WORK ITEM >>
This exercise needs the listing below duplicated exactly.

§ §

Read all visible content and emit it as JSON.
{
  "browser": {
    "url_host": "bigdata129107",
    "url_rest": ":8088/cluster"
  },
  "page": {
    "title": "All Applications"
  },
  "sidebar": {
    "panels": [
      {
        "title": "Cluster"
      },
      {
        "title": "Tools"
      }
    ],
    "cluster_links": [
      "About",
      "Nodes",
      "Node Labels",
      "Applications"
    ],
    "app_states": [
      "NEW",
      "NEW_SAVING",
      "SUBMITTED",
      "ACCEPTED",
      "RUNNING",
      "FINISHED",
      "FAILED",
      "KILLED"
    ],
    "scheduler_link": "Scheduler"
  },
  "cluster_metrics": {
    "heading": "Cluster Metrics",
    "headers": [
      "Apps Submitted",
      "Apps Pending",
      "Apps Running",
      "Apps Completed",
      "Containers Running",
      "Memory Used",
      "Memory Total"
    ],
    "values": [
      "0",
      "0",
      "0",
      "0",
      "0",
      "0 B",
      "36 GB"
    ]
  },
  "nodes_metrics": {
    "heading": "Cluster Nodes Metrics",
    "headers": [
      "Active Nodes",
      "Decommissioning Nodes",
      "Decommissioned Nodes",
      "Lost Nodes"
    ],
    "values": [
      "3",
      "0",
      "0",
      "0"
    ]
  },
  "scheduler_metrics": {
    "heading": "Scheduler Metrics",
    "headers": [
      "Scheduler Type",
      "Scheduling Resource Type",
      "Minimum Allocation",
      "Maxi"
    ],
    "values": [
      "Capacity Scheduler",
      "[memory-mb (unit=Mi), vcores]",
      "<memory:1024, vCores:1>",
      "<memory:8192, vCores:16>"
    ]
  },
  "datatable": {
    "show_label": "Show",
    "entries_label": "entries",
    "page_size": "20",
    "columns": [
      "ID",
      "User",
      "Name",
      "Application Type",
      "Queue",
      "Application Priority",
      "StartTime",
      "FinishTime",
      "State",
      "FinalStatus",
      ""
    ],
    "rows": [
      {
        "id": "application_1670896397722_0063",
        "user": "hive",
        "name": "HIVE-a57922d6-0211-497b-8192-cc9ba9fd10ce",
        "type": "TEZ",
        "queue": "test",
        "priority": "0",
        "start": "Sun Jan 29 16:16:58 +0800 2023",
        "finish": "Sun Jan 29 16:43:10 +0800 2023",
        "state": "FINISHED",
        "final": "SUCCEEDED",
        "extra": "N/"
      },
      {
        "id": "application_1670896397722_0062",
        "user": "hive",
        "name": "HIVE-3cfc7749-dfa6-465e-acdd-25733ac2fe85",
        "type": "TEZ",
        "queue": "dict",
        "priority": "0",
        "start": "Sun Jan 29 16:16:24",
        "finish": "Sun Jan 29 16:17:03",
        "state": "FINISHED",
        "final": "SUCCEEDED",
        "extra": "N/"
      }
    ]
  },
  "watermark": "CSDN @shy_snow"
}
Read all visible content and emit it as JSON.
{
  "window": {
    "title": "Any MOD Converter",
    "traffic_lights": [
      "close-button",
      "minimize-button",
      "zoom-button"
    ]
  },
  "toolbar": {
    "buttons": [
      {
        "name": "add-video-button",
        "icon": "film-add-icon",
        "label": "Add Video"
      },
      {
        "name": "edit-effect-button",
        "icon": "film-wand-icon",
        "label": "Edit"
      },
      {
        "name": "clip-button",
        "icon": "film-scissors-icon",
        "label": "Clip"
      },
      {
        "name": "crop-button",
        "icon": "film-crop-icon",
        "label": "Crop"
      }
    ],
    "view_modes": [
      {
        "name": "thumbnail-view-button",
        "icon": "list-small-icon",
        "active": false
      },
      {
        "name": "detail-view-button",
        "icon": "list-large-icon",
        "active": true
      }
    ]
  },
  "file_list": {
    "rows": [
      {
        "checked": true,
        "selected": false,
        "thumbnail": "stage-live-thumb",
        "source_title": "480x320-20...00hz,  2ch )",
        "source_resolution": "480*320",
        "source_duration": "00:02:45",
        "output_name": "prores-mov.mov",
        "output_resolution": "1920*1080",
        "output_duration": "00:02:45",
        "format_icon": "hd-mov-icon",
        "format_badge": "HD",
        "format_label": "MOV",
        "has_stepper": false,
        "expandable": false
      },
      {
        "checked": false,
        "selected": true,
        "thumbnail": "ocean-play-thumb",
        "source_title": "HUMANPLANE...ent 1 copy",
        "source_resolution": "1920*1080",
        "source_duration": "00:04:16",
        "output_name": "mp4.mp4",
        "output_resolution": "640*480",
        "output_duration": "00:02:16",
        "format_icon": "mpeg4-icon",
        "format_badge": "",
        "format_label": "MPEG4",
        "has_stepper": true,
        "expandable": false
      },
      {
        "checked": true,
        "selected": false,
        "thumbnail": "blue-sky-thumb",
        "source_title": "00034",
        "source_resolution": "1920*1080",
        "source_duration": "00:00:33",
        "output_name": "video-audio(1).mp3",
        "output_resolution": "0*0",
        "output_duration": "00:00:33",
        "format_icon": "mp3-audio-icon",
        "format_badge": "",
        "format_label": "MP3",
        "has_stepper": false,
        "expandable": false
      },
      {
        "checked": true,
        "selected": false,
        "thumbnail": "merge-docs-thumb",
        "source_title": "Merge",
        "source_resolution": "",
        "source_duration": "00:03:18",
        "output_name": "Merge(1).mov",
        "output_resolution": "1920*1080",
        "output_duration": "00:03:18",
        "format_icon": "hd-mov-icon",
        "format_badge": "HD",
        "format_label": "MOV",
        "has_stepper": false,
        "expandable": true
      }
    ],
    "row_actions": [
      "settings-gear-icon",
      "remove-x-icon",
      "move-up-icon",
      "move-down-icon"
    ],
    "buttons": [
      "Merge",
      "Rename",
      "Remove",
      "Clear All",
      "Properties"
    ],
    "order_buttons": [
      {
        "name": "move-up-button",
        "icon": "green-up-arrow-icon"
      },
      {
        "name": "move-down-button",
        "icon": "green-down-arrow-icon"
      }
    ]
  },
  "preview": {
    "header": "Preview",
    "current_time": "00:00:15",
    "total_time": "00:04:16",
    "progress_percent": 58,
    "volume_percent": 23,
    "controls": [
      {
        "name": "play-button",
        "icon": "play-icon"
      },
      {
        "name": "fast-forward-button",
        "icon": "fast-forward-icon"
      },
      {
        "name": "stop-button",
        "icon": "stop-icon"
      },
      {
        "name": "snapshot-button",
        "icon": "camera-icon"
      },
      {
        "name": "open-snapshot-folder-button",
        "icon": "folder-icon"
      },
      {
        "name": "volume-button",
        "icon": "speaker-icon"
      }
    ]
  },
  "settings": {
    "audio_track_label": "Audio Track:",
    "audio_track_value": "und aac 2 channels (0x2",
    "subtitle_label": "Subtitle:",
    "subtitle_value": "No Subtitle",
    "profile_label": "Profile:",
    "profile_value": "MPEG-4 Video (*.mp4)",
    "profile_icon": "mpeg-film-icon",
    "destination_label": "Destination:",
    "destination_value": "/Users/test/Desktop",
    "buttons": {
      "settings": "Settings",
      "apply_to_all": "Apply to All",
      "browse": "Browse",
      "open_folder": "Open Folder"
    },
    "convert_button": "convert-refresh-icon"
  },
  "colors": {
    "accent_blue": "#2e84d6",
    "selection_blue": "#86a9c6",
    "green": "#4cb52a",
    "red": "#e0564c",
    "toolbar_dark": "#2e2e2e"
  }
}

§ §

RESPONSE >>
Read all visible content and emit it as JSON.
{
  "browser": {
    "url_host": "bigdata129107",
    "url_rest": ":8088/cluster"
  },
  "page": {
    "title": "All Applications"
  },
  "sidebar": {
    "panels": [
      {
        "title": "Cluster"
      },
      {
        "title": "Tools"
      }
    ],
    "cluster_links": [
      "About",
      "Nodes",
      "Node Labels",
      "Applications"
    ],
    "app_states": [
      "NEW",
      "NEW_SAVING",
      "SUBMITTED",
      "ACCEPTED",
      "RUNNING",
      "FINISHED",
      "FAILED",
      "KILLED"
    ],
    "scheduler_link": "Scheduler"
  },
  "cluster_metrics": {
    "heading": "Cluster Metrics",
    "headers": [
      "Apps Submitted",
      "Apps Pending",
      "Apps Running",
      "Apps Completed",
      "Containers Running",
      "Memory Used",
      "Memory Total"
    ],
    "values": [
      "0",
      "0",
      "0",
      "0",
      "0",
      "0 B",
      "36 GB"
    ]
  },
  "nodes_metrics": {
    "heading": "Cluster Nodes Metrics",
    "headers": [
      "Active Nodes",
      "Decommissioning Nodes",
      "Decommissioned Nodes",
      "Lost Nodes"
    ],
    "values": [
      "3",
      "0",
      "0",
      "0"
    ]
  },
  "scheduler_metrics": {
    "heading": "Scheduler Metrics",
    "headers": [
      "Scheduler Type",
      "Scheduling Resource Type",
      "Minimum Allocation",
      "Maxi"
    ],
    "values": [
      "Capacity Scheduler",
      "[memory-mb (unit=Mi), vcores]",
      "<memory:1024, vCores:1>",
      "<memory:8192, vCores:16>"
    ]
  },
  "datatable": {
    "show_label": "Show",
    "entries_label": "entries",
    "page_size": "20",
    "columns": [
      "ID",
      "User",
      "Name",
      "Application Type",
      "Queue",
      "Application Priority",
      "StartTime",
      "FinishTime",
      "State",
      "FinalStatus",
      ""
    ],
    "rows": [
      {
        "id": "application_1670896397722_0063",
        "user": "hive",
        "name": "HIVE-a57922d6-0211-497b-8192-cc9ba9fd10ce",
        "type": "TEZ",
        "queue": "test",
        "priority": "0",
        "start": "Sun Jan 29 16:16:58 +0800 2023",
        "finish": "Sun Jan 29 16:43:10 +0800 2023",
        "state": "FINISHED",
        "final": "SUCCEEDED",
        "extra": "N/"
      },
      {
        "id": "application_1670896397722_0062",
        "user": "hive",
        "name": "HIVE-3cfc7749-dfa6-465e-acdd-25733ac2fe85",
        "type": "TEZ",
        "queue": "dict",
        "priority": "0",
        "start": "Sun Jan 29 16:16:24",
        "finish": "Sun Jan 29 16:17:03",
        "state": "FINISHED",
        "final": "SUCCEEDED",
        "extra": "N/"
      }
    ]
  },
  "watermark": "CSDN @shy_snow"
}
Read all visible content and emit it as JSON.
{
  "window": {
    "title": "Any MOD Converter",
    "traffic_lights": [
      "close-button",
      "minimize-button",
      "zoom-button"
    ]
  },
  "toolbar": {
    "buttons": [
      {
        "name": "add-video-button",
        "icon": "film-add-icon",
        "label": "Add Video"
      },
      {
        "name": "edit-effect-button",
        "icon": "film-wand-icon",
        "label": "Edit"
      },
      {
        "name": "clip-button",
        "icon": "film-scissors-icon",
        "label": "Clip"
      },
      {
        "name": "crop-button",
        "icon": "film-crop-icon",
        "label": "Crop"
      }
    ],
    "view_modes": [
      {
        "name": "thumbnail-view-button",
        "icon": "list-small-icon",
        "active": false
      },
      {
        "name": "detail-view-button",
        "icon": "list-large-icon",
        "active": true
      }
    ]
  },
  "file_list": {
    "rows": [
      {
        "checked": true,
        "selected": false,
        "thumbnail": "stage-live-thumb",
        "source_title": "480x320-20...00hz,  2ch )",
        "source_resolution": "480*320",
        "source_duration": "00:02:45",
        "output_name": "prores-mov.mov",
        "output_resolution": "1920*1080",
        "output_duration": "00:02:45",
        "format_icon": "hd-mov-icon",
        "format_badge": "HD",
        "format_label": "MOV",
        "has_stepper": false,
        "expandable": false
      },
      {
        "checked": false,
        "selected": true,
        "thumbnail": "ocean-play-thumb",
        "source_title": "HUMANPLANE...ent 1 copy",
        "source_resolution": "1920*1080",
        "source_duration": "00:04:16",
        "output_name": "mp4.mp4",
        "output_resolution": "640*480",
        "output_duration": "00:02:16",
        "format_icon": "mpeg4-icon",
        "format_badge": "",
        "format_label": "MPEG4",
        "has_stepper": true,
        "expandable": false
      },
      {
        "checked": true,
        "selected": false,
        "thumbnail": "blue-sky-thumb",
        "source_title": "00034",
        "source_resolution": "1920*1080",
        "source_duration": "00:00:33",
        "output_name": "video-audio(1).mp3",
        "output_resolution": "0*0",
        "output_duration": "00:00:33",
        "format_icon": "mp3-audio-icon",
        "format_badge": "",
        "format_label": "MP3",
        "has_stepper": false,
        "expandable": false
      },
      {
        "checked": true,
        "selected": false,
        "thumbnail": "merge-docs-thumb",
        "source_title": "Merge",
        "source_resolution": "",
        "source_duration": "00:03:18",
        "output_name": "Merge(1).mov",
        "output_resolution": "1920*1080",
        "output_duration": "00:03:18",
        "format_icon": "hd-mov-icon",
        "format_badge": "HD",
        "format_label": "MOV",
        "has_stepper": false,
        "expandable": true
      }
    ],
    "row_actions": [
      "settings-gear-icon",
      "remove-x-icon",
      "move-up-icon",
      "move-down-icon"
    ],
    "buttons": [
      "Merge",
      "Rename",
      "Remove",
      "Clear All",
      "Properties"
    ],
    "order_buttons": [
      {
        "name": "move-up-button",
        "icon": "green-up-arrow-icon"
      },
      {
        "name": "move-down-button",
        "icon": "green-down-arrow-icon"
      }
    ]
  },
  "preview": {
    "header": "Preview",
    "current_time": "00:00:15",
    "total_time": "00:04:16",
    "progress_percent": 58,
    "volume_percent": 23,
    "controls": [
      {
        "name": "play-button",
        "icon": "play-icon"
      },
      {
        "name": "fast-forward-button",
        "icon": "fast-forward-icon"
      },
      {
        "name": "stop-button",
        "icon": "stop-icon"
      },
      {
        "name": "snapshot-button",
        "icon": "camera-icon"
      },
      {
        "name": "open-snapshot-folder-button",
        "icon": "folder-icon"
      },
      {
        "name": "volume-button",
        "icon": "speaker-icon"
      }
    ]
  },
  "settings": {
    "audio_track_label": "Audio Track:",
    "audio_track_value": "und aac 2 channels (0x2",
    "subtitle_label": "Subtitle:",
    "subtitle_value": "No Subtitle",
    "profile_label": "Profile:",
    "profile_value": "MPEG-4 Video (*.mp4)",
    "profile_icon": "mpeg-film-icon",
    "destination_label": "Destination:",
    "destination_value": "/Users/test/Desktop",
    "buttons": {
      "settings": "Settings",
      "apply_to_all": "Apply to All",
      "browse": "Browse",
      "open_folder": "Open Folder"
    },
    "convert_button": "convert-refresh-icon"
  },
  "colors": {
    "accent_blue": "#2e84d6",
    "selection_blue": "#86a9c6",
    "green": "#4cb52a",
    "red": "#e0564c",
    "toolbar_dark": "#2e2e2e"
  }
}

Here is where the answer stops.